April showers really do bring May flowers.
Following a rather cloudy April, U.S. stock indices have blossomed to fresh 2023 highs in May. With the technology sector the standout performer, the Nasdaq 100 has widened an already big lead over the S&P 500 and Dow Jones 30. More than 30% separates the year-to-date returns of the Nasdaq and Dow.
The driving force behind tech’s leadership is the arrival of artificial intelligence (AI). Anything and everything AI-related is getting bid up by investors. Along with a rebound in semiconductor names, this has created a broad set of momentum plays that will be difficult to slow.
With a modest 17% technology weighting (versus 62% in the Nasdaq and 26% in the S&P), the Dow appears resigned to finish third in this year’s market derby. Barring a monumental second-half shift in sector leadership, the blue chip index may continue to lean on its half-dozen tech constituents to limp to a respectable finish. Three stocks in particular are running way ahead of the rest of the field.

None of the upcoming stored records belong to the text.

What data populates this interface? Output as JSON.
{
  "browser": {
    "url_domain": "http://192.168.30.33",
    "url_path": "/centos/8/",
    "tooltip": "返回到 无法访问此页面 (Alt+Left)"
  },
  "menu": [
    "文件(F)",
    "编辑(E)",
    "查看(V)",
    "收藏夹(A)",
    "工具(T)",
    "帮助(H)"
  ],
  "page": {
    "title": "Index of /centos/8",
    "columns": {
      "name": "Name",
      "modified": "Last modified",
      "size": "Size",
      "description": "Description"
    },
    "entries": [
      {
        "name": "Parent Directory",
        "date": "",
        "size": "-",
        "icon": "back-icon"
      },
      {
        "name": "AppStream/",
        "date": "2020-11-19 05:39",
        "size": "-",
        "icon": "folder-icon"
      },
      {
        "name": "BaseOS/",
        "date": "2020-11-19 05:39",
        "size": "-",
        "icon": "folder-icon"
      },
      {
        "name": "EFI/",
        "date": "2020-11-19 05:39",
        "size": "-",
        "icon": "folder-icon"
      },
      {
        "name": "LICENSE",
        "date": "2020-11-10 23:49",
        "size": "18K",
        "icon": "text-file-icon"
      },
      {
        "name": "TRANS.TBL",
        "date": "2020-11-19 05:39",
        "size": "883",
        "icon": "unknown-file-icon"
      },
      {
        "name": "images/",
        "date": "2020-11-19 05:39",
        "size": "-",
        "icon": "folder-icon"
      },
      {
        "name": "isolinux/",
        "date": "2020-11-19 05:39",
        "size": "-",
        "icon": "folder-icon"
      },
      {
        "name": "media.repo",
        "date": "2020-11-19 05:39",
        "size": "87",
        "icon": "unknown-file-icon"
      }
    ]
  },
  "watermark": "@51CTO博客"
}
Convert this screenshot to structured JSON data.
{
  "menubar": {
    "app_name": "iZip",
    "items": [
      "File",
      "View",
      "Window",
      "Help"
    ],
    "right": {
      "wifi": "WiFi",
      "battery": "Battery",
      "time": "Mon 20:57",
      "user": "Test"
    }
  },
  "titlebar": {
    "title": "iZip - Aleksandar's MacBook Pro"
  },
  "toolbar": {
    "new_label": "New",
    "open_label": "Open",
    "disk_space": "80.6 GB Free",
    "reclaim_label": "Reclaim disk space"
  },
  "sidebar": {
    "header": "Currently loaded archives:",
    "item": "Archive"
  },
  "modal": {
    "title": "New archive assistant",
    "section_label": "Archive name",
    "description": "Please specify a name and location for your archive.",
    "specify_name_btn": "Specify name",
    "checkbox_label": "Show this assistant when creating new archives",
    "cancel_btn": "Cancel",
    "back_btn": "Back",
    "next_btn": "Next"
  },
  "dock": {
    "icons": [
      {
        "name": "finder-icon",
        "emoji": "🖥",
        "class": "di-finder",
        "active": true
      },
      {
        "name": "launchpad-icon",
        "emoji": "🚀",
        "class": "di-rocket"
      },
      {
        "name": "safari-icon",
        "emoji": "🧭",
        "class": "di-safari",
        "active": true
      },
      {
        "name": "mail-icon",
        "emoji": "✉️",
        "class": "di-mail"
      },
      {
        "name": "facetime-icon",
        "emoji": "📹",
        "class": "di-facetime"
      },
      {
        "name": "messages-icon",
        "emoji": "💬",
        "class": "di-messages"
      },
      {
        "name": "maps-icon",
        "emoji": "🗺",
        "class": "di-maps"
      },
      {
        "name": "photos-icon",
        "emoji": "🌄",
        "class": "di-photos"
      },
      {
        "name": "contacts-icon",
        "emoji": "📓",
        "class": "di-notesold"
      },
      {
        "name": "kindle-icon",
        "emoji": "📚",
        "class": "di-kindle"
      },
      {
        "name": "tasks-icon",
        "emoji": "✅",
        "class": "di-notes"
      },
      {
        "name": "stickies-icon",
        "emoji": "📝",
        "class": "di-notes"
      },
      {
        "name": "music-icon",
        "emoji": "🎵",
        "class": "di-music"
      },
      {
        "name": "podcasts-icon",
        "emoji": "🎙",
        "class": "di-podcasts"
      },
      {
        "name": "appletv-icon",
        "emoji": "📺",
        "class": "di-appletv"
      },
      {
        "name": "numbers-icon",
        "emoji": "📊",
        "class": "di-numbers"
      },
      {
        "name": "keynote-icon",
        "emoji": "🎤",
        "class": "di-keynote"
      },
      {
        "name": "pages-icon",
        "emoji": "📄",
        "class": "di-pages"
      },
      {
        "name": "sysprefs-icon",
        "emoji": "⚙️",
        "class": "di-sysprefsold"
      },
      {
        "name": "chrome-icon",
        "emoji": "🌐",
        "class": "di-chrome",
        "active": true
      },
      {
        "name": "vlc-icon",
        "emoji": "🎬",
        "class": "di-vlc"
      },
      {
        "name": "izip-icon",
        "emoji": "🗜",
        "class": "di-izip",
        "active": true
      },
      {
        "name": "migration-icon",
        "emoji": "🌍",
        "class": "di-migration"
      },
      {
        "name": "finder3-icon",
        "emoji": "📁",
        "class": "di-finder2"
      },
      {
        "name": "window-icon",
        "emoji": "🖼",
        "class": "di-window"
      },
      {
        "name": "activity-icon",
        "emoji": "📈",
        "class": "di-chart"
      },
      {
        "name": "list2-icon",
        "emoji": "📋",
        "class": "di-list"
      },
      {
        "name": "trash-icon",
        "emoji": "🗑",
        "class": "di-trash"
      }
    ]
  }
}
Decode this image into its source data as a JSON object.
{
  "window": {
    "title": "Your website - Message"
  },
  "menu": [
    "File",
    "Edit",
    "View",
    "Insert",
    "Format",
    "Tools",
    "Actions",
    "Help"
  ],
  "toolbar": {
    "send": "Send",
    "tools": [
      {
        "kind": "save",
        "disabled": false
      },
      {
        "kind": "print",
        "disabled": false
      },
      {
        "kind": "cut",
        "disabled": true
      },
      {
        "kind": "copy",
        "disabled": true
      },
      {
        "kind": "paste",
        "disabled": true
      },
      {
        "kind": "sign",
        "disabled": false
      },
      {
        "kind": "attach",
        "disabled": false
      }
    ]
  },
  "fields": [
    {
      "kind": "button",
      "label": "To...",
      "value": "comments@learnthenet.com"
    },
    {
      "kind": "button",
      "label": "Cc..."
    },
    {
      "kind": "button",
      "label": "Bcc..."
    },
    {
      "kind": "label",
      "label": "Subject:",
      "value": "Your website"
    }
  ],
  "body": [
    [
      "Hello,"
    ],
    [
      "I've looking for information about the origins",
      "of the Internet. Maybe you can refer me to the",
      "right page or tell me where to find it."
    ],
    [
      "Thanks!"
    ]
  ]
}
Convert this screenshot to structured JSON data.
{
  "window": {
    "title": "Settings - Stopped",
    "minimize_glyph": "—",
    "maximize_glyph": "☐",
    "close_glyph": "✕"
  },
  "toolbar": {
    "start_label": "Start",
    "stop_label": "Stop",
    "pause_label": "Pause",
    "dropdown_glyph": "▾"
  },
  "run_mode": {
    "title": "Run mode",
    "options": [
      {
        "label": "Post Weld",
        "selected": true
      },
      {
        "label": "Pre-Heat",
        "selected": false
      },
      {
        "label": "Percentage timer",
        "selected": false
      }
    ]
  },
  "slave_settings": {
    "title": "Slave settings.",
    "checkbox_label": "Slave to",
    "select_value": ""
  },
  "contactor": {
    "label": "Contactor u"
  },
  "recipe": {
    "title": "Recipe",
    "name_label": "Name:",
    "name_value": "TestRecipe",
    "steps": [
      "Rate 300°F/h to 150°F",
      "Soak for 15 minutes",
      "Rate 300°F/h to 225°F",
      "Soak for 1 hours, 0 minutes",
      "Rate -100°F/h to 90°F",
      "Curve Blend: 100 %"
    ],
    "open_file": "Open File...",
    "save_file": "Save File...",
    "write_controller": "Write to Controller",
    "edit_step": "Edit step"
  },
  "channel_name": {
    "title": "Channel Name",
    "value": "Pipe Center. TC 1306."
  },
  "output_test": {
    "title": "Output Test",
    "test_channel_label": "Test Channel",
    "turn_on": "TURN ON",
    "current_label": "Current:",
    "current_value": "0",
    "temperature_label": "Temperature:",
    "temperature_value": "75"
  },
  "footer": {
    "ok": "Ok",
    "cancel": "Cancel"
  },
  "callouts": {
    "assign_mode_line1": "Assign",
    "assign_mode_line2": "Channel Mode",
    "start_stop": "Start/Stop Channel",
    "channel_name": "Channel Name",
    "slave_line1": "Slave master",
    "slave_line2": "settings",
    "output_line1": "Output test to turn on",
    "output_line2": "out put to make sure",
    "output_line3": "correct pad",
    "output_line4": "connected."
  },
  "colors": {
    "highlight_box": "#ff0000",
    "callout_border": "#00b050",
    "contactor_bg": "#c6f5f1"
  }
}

What Is the Dow’s Best Performing Stock in 2023?
Up more than 60% so far this year, Salesforce, Inc. (NYSE: CRM) is way out in front of the Dow-30 pack. In early March 2023, the cloud software provider got a big boost from a sparkling fourth-quarter earnings report and hasn’t looked back since.
Profitability is on the upswing partly because revenues are trending higher but mostly because of management’s sharp focus on cost-cutting. At the beginning of the year, the company announced a plan to lay off roughly 10% of its workforce, along with various restructuring and cost-saving measures. The early returns have been excellent.
Yet after Salesforce got crushed by the 2022 tech selloff, the stock may still be undervalued. Not only does it sit about $100 away from its November 2021 peak, but it also trades at 30x this year’s projected earnings. This is towards the low end of the stock’s historical average range.
Salesforce is responding as well as any software player to weakened macro conditions. And with cloud computing and digital transformation trends intact, Wall Street is forecasting even better profits over the next couple of years. Ahead of this week’s Q1 earnings report, analysts have been raising their price targets. Another bullish quarter and outlook would make Salesforce hard to sell.
Will Microsoft Surpass Its All-Time High?
Microsoft Corporation (NASDAQ: MSFT) is up almost 40% year-to-date. Not surprisingly, it has much to do with the company’s association with AI. The company has gone all-in on integrating new AI systems across the business and especially in the Azure-led Intelligent Cloud segment.
After investing $1 billion in ChatGPT parent Open AI back in 2019, Microsoft became the preferred partner for commercializing Open AI technologies. This partnership was strengthened earlier this year when the duo announced an expanded collaboration. Incorporating AI capabilities into Microsoft’s lagging Bing search engine is an early project but likely one of several more to come.
A five-month winning streak has brought Microsoft back to within 5% of its record high — so it must be due for a pullback, right? Overheated technical indicators (including the RSI, MACD and Bollinger Bands) suggest in the near-term it probably is. But the stock will continue to trend higher over time, according to Wall Street.
This week Deutsche Bank and Wedbush became the latest firms to give Microsoft price targets beyond its $349.67 high. Over the past month, a half dozen other research groups have done the same. This includes Jeffries, which made the stock one of its “Franchise Picks” and gave it a $400 target.
Will Apple Continue to Command a Premium Valuation?
Up more than 30% this year, the valuation of Apple Inc. (NASDAQ:AAPL) has become quite stretched. From 2018 to 2022, the tech innovator traded at an average trailing P/E ratio of 22x. It currently has a 30x multiple.
In some respects, the premium valuation is warranted. In a soft discretionary spending environment complicated by cost inflation, Apple is performing better than most consumer electronics manufacturers. It is getting a strong contribution from its Services business which posted record sales in calendar Q1. The recent 4% dividend hike and $90 billion increase to the buyback authorization have also arguably made the shares more valuable.
On the other hand, weaker demand for smartphones, PCs and tablets has begun spreading to the enterprise level. As these big ticket customers account for a significant portion of revenue, this evolving storyline may not be fully baked into Apple’s stock price. And with the all-important holiday shopping season likely to come with much uncertainty, multiple contraction in the back half of the year is plausible.
Speaking of uncertainty, analyst price targets are all over the map. While most remain bullish on the iPhone maker, revised targets since the May 4th earnings report range from $149 to $205. The consensus target implies little upside. Between that and Apple’s high valuation, it seems the low-hanging fruit has already been picked.